That afternoon, I went out for a walk and I noted, in spite of the ban on social gatherings, discreet street parties were taking place in many cul-de-sacs and side roads. Everyone socially distanced of course! And plenty of flags (I admit a bias here: Perhaps I’m being unfair but I’m suspicious of anyone who happens to have Union Jack bunting in the cupboard). Anyway, when I got home my neighbours were all out in the front, having an impromptu get-together. No bunting though, I was relieved to note. They called me over. But I said, thanks but no thanks. I’m not in the mood to party. Apart from recently losing 2 members of my family, this remembrance of the war was bringing back a lot of stuff to do with mum – and with dad – and I was feeling too sad to make small talk.
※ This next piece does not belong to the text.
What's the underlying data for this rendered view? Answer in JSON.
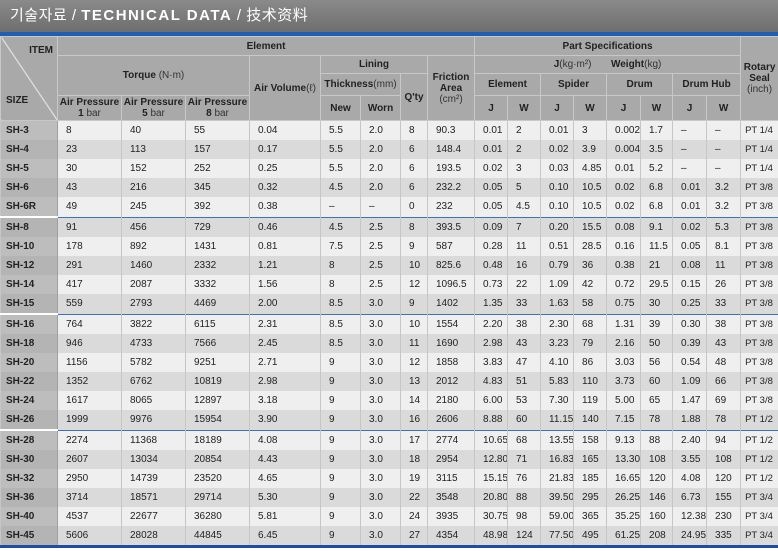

But I also knew, looking at all their happy faces, that my neighbours just wanted to have a pleasant afternoon and a chat. And because I was feeling so on edge, I also knew it wouldn’t take much for me to express my anger at how people have been treated in the Care Homes and the hypocrisy of the government to grandstand on the memory of the war while apparently culling people who lived through it.
I appreciate what that generation did for us. I was born not long after the war; I remember the bombsites and the shortages. I was brought up on my family’s memories of the blitz and rationing. Not so much the men, who didn’t tend to speak of what they’d been through, tho in retrospect I can see that most of the men must have been suffering from PTSD – and yet they were expected to just get on with everyday life.
That evening, I watched a TV programme of film clips taken on May 8th 1944. There were celebrations, sure, but it seemed to me the exuberance came as much from relief that such a long dreadful time was over as from fun and frolics. And I’m sure that, for many, their joy would have been bittersweet.
So, I did remember them. But I chose not insult their memory with a distasteful and hypocritical show of triumphalism.
War time glamour! Mum with 2 of my aunts.Mum with my grandmother. She’s wearing the jacket she wore on the first date with dad.